Last weekend I had just pulled my boat out of the water at the ramp at the Hole In The Wall at Sylvania when another angler came up to me to ask what I had caught. After a four-hour session working the flats off Towra I had caught five silver trevally, one bream and one tarwhine. He stated that now that the weather was warming up he would now think about going for a fish. I was surprised – there have been plenty of fish about during the winter months, so why wait until so late in the year?
But it reminded me that many people do just that, staying off the water until the land and sea temperatures get warmer. I decided to finalise my next lot of trips to try to avoid the summer rush of anglers.
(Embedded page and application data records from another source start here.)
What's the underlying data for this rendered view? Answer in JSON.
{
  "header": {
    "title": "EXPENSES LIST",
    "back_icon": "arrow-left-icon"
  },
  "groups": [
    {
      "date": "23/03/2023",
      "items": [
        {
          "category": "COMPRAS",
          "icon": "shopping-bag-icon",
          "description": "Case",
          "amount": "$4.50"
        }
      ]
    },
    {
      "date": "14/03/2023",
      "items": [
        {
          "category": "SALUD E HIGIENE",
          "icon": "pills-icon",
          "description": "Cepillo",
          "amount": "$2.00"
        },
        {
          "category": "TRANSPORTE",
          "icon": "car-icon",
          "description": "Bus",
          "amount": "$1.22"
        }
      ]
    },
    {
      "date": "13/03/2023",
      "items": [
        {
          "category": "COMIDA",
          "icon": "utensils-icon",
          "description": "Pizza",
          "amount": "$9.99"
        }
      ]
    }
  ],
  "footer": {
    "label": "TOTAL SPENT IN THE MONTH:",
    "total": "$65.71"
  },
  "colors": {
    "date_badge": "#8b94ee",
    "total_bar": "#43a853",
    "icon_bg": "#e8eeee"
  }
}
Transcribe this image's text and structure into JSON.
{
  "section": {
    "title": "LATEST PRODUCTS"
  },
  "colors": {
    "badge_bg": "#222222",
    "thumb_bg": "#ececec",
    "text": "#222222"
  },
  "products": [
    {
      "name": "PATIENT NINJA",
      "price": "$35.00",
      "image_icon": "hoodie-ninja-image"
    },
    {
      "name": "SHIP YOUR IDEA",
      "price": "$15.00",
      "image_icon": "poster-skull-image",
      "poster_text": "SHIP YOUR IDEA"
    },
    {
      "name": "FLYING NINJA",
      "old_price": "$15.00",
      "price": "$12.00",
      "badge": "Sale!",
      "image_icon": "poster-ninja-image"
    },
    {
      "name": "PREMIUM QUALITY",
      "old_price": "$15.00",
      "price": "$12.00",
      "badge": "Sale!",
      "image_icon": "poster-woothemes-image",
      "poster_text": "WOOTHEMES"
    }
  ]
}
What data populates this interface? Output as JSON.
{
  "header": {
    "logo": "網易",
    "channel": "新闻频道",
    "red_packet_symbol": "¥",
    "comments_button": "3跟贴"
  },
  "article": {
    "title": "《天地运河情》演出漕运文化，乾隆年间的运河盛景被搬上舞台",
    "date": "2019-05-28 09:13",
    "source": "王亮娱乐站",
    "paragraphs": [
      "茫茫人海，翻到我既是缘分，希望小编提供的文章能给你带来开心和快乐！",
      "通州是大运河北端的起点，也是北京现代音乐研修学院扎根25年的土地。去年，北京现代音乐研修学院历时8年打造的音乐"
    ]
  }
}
For those of you going offshore in the southern Sydney region you could try targeting snapper, morwong and pigfish off Maroubra at places like the Trag Grounds (33.56.070 151.16.240), the Twelve Miler (33.55.660 151.28.510) and the Wedding Cake Island off Coogee. South of the entrance to Botany Bay you could try places like the Kurnell Car Park (34.01.320 151.14.300), the Lighthouse (34.02.200 151.14.00), Jibbon Bombora and Osborne Shoals.
Try drifting over these spots, and when you first get a good-sized fish you will need to mark it on your GPS. If you get another good fish I would suggest that you hit the button again. This will give you two points which you can repeatedly drift over. If you do start to get a few fish you may want to drop anchor and start berley trail going.
Another thing you could to when travelling to these spots is to try trolling a couple of lures or soft plastics out the back for Australian salmon, striped tuna, kingfish and bonito.
Many years ago I used to catch bonito only for bait, but since Scotty Lyons convinced me that they are good eating I also keep a couple for a feed. Just remember that if you are going to eat them you will need to bleed them straight away and then put them on ice. This will tend to firm up the flesh. If you are going to keep them for bait I recommend that you either freeze them whole or fillet them, and before you freeze them you will need to cover the flesh with salt. This will toughen the fillet up.
Beach fishing for bream, whiting, trevally, tailor and mulloway will be another option during the month of December as the water and the weather hots up. During the summer months it’s good to go beach fishing after work for a few hours. This is because you have day light saving and there tend to be fewer anglers fishing at this time. The trick to this is making sure you are well prepared before you go.
If I am going to chase whiting off one of my local beaches at Cronulla I make sure that I have already gone out and either got a few beach worms or pumped a few nippers. The worms can be kept in the bottom part of the fridge lightly covered in dry sand and rolled up in wet newspaper. The nippers can be caught a few days before and all you need is one of those battery-operated air pumps or a few changes of fresh saltwater. In my garage I have a shoulder bag with a small tackle box, a bait bucket, knife and one 3.6m rod ready to go on top of the car.
Other beaches that are worth a shot are Maroubra, Coogee, Jibbon, Wattamolla, Garie, Burning Palms and Stanwell Park. If you don’t have time to get your own beach worms or nippers you could always ring up one of the bait shops in the shire and pre-order a few nippers or bloodworms. Gabe’s Tackle at Sylvania or Mac’s Bait at Blakehurst would be worth a ring.
If you are feeling a bit more adventurous you could grab a few lures and head down to the top end of the Woronora or Georges Rivers and chase a few bass during those last few hours of light. Nothing is better than getting a surface strike on a lure from a bass. Or if you get the chance you could drive out to the Nepean and have a shot out there.Reads: 960